[Provided material]
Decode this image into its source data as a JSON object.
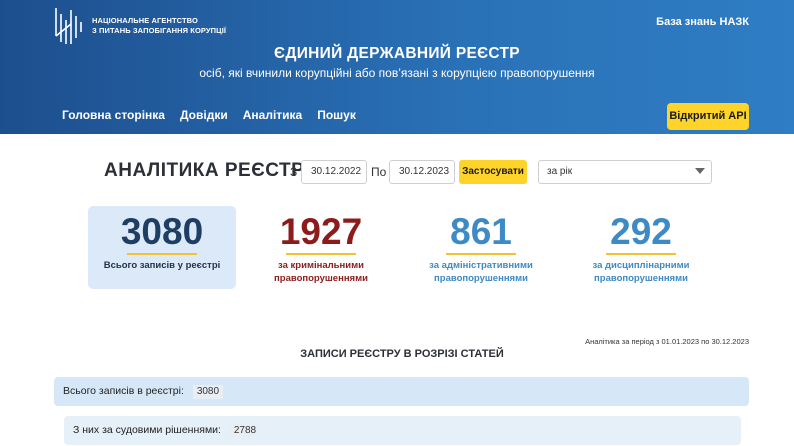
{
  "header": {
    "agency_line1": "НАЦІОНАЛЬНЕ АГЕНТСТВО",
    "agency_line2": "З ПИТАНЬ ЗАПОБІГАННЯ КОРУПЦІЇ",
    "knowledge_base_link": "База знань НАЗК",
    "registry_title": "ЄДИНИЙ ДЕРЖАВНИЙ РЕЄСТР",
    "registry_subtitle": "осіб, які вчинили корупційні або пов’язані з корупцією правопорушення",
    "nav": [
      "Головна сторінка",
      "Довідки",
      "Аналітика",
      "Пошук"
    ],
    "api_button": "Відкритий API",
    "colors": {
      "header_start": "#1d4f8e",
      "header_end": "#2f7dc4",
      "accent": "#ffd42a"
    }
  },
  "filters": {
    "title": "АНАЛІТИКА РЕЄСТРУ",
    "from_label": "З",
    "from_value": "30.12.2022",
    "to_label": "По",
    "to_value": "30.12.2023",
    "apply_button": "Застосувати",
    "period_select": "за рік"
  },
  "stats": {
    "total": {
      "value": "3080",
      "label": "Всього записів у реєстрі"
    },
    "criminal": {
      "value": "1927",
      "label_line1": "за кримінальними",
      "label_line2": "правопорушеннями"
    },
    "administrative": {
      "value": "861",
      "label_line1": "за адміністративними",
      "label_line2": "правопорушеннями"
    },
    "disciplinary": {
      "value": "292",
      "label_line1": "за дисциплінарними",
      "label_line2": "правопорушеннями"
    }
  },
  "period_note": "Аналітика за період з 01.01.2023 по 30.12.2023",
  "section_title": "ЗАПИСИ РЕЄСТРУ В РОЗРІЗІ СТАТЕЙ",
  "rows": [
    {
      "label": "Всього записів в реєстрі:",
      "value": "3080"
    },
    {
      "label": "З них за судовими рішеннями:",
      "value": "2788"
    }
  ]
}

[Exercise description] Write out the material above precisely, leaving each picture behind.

[Response]
Decode this image into its source data as a JSON object.
{
  "header": {
    "agency_line1": "НАЦІОНАЛЬНЕ АГЕНТСТВО",
    "agency_line2": "З ПИТАНЬ ЗАПОБІГАННЯ КОРУПЦІЇ",
    "knowledge_base_link": "База знань НАЗК",
    "registry_title": "ЄДИНИЙ ДЕРЖАВНИЙ РЕЄСТР",
    "registry_subtitle": "осіб, які вчинили корупційні або пов’язані з корупцією правопорушення",
    "nav": [
      "Головна сторінка",
      "Довідки",
      "Аналітика",
      "Пошук"
    ],
    "api_button": "Відкритий API",
    "colors": {
      "header_start": "#1d4f8e",
      "header_end": "#2f7dc4",
      "accent": "#ffd42a"
    }
  },
  "filters": {
    "title": "АНАЛІТИКА РЕЄСТРУ",
    "from_label": "З",
    "from_value": "30.12.2022",
    "to_label": "По",
    "to_value": "30.12.2023",
    "apply_button": "Застосувати",
    "period_select": "за рік"
  },
  "stats": {
    "total": {
      "value": "3080",
      "label": "Всього записів у реєстрі"
    },
    "criminal": {
      "value": "1927",
      "label_line1": "за кримінальними",
      "label_line2": "правопорушеннями"
    },
    "administrative": {
      "value": "861",
      "label_line1": "за адміністративними",
      "label_line2": "правопорушеннями"
    },
    "disciplinary": {
      "value": "292",
      "label_line1": "за дисциплінарними",
      "label_line2": "правопорушеннями"
    }
  },
  "period_note": "Аналітика за період з 01.01.2023 по 30.12.2023",
  "section_title": "ЗАПИСИ РЕЄСТРУ В РОЗРІЗІ СТАТЕЙ",
  "rows": [
    {
      "label": "Всього записів в реєстрі:",
      "value": "3080"
    },
    {
      "label": "З них за судовими рішеннями:",
      "value": "2788"
    }
  ]
}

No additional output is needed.